Help points are also designed for wheelchair users and visually impaired customers. If you have a visual impairment, you can locate the help point with the same remote you use for the audio beacons. Simply press the remote to activate the help point and its audio message.

Induction loops
Do you use a hearing aid? Induction loops make it easier to hear in our stations by capturing sounds at the source and transferring them directly to your hearing aid. Here’s how they work:

  • look for induction loops near the ticket windows and passenger waiting areas
  • switch your hearing aid to the “T” setting
  • you hear the other party with maximum clarity
  • background noise is filtered out
  • you can communicate more easily

Virtual sign language interpreter
Jade, our virtual employee, translates some audio announcements into French Sign Language. You’ll see her on flat screens in some of our stations.

More amenities

We’re gradually installing special amenities to make the time you spend in the station as pleasant as possible, whether you’re arriving or departing. These new features will make our stations more accessible for everyone.

Car parks
At many stations, parking spaces near the entrance, reception area and lift are reserved for passengers with disabilities and have all the necessary features for accessibility. These spaces have several key features:

  • special markings on the pavement
  • vertical signs
  • extra width to allow wheelchair users to navigate them safely

Ticket windows
Our new ticket windows include extra room under the counter, giving wheelchair users the legroom they need. They also feature induction loops for hearing-aid users. Priority windows are clearly marked and easy for all passengers to identify.
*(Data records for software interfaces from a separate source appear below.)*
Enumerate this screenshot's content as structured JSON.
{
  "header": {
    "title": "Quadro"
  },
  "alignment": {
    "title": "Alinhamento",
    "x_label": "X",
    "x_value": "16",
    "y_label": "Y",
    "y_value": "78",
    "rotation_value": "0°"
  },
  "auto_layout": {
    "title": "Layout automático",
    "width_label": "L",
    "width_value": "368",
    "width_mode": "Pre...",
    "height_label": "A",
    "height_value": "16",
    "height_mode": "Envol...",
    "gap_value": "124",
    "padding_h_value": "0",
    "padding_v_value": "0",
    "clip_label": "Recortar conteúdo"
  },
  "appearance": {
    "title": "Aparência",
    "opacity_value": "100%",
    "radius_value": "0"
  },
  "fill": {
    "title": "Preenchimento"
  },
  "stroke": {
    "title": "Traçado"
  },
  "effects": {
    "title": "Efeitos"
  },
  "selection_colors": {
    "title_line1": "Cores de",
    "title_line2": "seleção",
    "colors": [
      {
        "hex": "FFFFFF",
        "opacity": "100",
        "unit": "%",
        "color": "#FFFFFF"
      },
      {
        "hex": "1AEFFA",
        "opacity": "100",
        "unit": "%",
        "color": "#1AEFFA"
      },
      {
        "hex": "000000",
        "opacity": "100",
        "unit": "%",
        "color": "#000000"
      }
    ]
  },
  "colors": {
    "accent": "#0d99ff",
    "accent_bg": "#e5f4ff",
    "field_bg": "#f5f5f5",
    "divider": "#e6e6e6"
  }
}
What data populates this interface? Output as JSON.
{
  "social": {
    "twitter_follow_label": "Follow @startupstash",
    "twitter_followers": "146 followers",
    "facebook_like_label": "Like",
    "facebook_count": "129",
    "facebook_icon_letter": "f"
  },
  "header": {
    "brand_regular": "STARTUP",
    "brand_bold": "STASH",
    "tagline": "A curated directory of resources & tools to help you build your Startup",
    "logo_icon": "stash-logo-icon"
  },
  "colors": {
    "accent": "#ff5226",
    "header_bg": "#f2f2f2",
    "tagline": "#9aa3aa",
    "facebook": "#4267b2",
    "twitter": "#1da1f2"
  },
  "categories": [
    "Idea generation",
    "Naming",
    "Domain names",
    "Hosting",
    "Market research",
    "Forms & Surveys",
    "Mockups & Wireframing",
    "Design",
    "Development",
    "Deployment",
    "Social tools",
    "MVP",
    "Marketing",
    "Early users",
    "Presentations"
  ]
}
Toilets for passengers with limited mobility include grab bars and sinks positioned for wheelchair users. Switches and controls are also designed to be easy for all to use, and flashing lights inside the toilets alert hearing-impaired passengers to emergency signals.